“Souvenir” features just one twist, which Defurne gets out of the way with the opening credits: The titles unfold amid a romantic swell of music, set against what appear to be Champagne bubbles, but are in fact nothing more than the fizz of Liliane’s daily antacid tablets. It’s a cute touch, but also the film’s only surprise — apart from how guiltlessly diverting it all is, of course.
Another director might have pumped the script full of psychological subtext, the way Xavier Giannoli did his heart-aching (and superficially similar) “The Singer,” with Gérard Depardieu. But Defurne is happy to let things unfold on the surface, à la Douglas Sirk. He clearly worships Huppert, and seems to rely on audiences feeling the same way, doing little to enhance her natural charms. Her costumes are adequate, but not especially dazzling, and nearly all the sets look under-dressed (apart from the pâté factory, a repurposed abattoir with neat, industrial blue tiles that’s practically “Amélie” worthy — which partially compensates for her anemic apartment, so phony as to make “The Room” look downright cozy by comparison).
Perhaps that budget instead went to the film’s music, including three French-language songs by Thomas M. Lauderdale of the Portland-based band Pink Martini catchy enough to convincingly evoke the kind of Gallic hits performed by singers of limited range (of the kind Serge Gainsbourg wrote for female vocalists). Or else, he invested in the fabulously old-fashioned Pierre et Gilles portrait that appears on the “Souvenir” movie poster — if only the shamelessly campy vibe it conveys (reminiscent of Huppert’s appearance in François Ozon’s “8 Women”) were also to be found in the film.
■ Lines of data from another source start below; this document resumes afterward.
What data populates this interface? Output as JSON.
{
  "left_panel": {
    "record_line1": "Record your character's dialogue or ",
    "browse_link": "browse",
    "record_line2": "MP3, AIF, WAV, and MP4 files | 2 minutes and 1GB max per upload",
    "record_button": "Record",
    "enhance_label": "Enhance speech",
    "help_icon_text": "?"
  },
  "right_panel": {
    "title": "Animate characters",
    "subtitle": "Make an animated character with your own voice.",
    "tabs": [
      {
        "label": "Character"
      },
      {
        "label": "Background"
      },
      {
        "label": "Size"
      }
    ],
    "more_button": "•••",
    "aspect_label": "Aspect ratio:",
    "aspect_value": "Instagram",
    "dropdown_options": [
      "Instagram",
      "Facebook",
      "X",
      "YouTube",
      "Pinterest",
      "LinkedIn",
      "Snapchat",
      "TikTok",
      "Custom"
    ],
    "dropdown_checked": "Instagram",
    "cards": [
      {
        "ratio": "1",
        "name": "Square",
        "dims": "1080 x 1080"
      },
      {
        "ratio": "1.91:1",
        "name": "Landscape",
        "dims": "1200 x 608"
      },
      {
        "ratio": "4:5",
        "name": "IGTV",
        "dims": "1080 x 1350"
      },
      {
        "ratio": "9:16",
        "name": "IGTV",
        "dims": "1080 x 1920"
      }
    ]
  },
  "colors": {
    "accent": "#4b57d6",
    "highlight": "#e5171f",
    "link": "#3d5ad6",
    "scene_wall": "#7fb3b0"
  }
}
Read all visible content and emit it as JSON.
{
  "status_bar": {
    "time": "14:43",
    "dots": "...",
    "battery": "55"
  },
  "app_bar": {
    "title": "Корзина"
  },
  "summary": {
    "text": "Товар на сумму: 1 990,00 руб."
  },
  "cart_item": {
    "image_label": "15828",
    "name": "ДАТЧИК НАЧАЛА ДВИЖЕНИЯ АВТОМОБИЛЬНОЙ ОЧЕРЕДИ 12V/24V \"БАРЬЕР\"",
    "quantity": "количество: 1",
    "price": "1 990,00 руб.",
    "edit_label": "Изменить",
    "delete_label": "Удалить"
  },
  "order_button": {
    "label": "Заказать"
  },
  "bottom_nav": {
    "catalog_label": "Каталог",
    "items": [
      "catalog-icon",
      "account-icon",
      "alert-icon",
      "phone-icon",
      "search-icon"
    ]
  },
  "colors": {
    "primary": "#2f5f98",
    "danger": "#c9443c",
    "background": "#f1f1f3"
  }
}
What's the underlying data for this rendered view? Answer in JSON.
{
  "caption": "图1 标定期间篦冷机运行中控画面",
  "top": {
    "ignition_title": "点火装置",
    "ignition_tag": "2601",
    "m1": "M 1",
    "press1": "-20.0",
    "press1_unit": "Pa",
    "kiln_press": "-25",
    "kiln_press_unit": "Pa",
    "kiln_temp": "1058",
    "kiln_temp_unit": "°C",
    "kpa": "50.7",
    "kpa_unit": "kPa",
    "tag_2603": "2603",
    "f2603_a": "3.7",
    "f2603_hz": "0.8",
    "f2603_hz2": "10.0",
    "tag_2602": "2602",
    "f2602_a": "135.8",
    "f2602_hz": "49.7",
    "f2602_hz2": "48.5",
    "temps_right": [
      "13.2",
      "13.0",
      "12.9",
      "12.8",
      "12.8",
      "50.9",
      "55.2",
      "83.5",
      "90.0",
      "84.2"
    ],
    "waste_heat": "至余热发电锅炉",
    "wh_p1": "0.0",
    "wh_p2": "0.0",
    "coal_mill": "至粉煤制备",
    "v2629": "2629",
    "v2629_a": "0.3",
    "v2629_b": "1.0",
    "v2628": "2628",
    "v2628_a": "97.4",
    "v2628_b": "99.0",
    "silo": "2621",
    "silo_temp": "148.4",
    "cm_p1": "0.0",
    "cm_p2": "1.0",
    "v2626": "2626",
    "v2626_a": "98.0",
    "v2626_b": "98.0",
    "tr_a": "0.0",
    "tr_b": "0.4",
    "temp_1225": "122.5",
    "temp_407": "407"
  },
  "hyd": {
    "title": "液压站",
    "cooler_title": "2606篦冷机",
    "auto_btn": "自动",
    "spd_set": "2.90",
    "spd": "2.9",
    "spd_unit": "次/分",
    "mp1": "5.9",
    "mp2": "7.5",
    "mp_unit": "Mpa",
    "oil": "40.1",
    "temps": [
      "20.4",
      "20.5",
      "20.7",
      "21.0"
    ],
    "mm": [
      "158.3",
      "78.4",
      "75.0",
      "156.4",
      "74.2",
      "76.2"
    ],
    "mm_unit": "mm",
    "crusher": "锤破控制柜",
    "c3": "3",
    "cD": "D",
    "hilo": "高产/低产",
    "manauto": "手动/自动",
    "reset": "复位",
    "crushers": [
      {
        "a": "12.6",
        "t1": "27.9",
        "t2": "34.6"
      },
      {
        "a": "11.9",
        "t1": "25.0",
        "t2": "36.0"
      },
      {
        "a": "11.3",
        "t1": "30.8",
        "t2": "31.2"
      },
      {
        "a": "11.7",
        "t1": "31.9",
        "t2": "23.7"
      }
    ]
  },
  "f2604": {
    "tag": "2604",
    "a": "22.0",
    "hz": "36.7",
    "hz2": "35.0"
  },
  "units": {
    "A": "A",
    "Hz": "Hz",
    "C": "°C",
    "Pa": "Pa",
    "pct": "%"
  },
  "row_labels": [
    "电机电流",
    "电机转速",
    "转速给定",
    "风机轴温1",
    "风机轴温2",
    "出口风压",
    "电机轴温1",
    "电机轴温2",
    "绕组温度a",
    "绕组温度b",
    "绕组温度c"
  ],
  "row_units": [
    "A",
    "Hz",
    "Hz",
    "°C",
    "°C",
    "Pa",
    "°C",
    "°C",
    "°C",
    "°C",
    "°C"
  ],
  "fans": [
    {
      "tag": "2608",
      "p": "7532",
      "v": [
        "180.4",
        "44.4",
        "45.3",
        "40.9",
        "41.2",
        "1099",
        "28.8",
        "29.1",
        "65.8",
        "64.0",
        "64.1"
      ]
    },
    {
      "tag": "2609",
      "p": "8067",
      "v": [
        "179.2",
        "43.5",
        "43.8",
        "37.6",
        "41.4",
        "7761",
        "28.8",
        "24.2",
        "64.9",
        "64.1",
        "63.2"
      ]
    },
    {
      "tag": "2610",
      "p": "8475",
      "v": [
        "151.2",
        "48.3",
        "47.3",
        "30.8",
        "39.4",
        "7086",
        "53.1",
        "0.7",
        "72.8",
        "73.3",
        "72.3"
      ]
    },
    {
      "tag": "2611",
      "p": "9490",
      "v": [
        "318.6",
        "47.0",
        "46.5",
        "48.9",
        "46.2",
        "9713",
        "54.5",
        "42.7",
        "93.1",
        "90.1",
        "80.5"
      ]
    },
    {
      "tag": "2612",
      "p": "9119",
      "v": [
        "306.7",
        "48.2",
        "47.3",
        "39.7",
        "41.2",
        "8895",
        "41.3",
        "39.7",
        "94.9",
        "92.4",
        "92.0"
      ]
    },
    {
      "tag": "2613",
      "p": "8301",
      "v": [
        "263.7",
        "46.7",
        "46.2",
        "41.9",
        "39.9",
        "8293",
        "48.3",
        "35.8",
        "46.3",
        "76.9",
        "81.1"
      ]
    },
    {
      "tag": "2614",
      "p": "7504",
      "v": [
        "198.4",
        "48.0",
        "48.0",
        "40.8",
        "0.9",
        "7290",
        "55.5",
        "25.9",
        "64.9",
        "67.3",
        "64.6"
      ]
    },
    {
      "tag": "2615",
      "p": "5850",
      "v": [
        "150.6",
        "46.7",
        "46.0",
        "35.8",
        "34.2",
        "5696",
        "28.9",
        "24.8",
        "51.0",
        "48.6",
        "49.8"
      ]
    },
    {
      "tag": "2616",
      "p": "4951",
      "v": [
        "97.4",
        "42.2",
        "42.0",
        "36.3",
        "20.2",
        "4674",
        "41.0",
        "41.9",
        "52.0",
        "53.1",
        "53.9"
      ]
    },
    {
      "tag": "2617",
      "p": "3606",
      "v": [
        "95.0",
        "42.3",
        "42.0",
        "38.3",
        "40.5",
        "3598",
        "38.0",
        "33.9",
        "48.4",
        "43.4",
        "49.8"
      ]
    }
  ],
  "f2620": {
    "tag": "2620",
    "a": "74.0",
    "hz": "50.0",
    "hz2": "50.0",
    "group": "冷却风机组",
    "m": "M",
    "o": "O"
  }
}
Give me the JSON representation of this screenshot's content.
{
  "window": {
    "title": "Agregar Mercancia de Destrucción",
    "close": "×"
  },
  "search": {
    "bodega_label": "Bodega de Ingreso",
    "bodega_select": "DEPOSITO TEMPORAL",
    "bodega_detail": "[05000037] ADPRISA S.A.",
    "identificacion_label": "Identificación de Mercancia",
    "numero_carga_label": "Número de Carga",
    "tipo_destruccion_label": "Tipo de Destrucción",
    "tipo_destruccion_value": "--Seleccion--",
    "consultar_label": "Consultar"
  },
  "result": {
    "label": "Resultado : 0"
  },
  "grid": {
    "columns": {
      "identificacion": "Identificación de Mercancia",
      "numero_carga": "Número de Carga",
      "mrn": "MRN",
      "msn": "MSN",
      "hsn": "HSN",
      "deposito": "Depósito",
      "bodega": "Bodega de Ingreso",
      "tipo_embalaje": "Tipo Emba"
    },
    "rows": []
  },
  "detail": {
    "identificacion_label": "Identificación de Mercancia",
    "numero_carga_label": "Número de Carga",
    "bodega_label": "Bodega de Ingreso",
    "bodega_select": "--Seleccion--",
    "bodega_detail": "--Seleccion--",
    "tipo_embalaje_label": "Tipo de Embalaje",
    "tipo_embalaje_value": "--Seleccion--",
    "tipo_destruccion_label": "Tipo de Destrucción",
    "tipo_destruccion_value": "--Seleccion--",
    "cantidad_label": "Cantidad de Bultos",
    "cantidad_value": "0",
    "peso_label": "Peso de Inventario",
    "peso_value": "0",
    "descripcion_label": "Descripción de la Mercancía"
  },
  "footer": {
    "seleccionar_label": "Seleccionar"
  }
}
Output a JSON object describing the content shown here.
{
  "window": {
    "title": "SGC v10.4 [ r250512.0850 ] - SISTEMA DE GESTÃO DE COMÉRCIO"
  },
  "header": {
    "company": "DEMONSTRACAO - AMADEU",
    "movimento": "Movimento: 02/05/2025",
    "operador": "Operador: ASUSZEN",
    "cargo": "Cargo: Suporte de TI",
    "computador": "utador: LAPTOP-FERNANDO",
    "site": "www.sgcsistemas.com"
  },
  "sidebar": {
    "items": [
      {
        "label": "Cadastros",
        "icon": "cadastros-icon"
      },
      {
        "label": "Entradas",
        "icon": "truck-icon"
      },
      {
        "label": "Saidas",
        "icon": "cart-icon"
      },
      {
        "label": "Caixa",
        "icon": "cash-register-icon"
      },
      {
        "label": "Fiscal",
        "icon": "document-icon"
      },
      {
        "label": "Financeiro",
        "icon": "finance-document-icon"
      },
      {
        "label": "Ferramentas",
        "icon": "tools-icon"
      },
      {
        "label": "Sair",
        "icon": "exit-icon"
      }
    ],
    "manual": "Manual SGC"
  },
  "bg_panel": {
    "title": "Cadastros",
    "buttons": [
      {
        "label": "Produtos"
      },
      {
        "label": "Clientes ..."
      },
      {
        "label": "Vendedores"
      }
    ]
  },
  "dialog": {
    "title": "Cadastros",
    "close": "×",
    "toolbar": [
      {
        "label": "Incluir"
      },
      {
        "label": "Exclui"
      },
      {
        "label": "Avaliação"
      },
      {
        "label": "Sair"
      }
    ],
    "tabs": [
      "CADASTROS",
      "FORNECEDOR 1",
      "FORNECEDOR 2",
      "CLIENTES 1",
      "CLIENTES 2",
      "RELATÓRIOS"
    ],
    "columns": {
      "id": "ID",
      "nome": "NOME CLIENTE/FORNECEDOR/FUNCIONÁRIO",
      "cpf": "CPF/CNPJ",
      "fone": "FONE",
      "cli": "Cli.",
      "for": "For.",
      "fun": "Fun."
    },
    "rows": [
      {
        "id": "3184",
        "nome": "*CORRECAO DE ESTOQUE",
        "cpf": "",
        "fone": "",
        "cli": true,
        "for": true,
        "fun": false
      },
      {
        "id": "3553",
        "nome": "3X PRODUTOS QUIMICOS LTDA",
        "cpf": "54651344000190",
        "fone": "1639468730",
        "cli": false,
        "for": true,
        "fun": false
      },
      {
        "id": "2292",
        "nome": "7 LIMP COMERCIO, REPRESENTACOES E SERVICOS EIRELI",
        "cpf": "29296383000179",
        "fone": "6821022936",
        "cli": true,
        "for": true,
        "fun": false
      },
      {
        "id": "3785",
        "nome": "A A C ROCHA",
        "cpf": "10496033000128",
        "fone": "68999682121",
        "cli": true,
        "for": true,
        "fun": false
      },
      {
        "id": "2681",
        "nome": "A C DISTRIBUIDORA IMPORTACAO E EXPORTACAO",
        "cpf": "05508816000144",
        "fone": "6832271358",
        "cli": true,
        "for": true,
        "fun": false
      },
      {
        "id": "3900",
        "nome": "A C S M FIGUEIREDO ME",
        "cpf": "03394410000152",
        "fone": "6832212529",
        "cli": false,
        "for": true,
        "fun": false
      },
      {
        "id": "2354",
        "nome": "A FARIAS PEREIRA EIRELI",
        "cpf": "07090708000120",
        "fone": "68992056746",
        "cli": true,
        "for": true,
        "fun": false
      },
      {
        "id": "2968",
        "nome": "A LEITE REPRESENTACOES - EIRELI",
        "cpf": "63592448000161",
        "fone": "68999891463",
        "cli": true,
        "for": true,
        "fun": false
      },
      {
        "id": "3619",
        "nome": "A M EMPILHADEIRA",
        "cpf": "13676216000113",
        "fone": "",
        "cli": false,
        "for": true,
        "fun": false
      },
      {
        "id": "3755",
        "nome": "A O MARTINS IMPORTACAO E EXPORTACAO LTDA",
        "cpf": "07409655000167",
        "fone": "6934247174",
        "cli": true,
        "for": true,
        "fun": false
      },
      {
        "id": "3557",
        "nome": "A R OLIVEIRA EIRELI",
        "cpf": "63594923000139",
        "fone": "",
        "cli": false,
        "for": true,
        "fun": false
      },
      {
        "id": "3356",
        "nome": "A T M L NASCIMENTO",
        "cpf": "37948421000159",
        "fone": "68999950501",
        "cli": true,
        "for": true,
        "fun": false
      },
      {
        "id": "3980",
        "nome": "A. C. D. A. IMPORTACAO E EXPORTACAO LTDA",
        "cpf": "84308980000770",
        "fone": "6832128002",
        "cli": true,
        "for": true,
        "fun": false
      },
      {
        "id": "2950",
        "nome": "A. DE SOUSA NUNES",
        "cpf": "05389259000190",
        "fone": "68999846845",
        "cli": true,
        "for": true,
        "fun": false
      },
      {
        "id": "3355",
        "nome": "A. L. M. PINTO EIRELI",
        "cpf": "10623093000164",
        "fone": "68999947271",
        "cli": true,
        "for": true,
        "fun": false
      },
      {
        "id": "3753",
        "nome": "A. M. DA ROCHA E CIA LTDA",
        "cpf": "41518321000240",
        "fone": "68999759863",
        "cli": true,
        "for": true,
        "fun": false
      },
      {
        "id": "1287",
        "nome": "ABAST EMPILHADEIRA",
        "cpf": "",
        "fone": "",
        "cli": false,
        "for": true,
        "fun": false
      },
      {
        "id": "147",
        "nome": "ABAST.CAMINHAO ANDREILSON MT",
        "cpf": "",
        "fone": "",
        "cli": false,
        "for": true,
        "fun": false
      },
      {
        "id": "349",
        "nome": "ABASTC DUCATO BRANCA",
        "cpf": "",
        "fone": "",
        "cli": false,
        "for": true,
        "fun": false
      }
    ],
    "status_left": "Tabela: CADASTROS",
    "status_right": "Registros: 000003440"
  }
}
And so the question remains: Is Defurne indeed the great director Huppert believes him to be, or just a small-town lightweight smitten with his star? Alas, only his future projects will tell.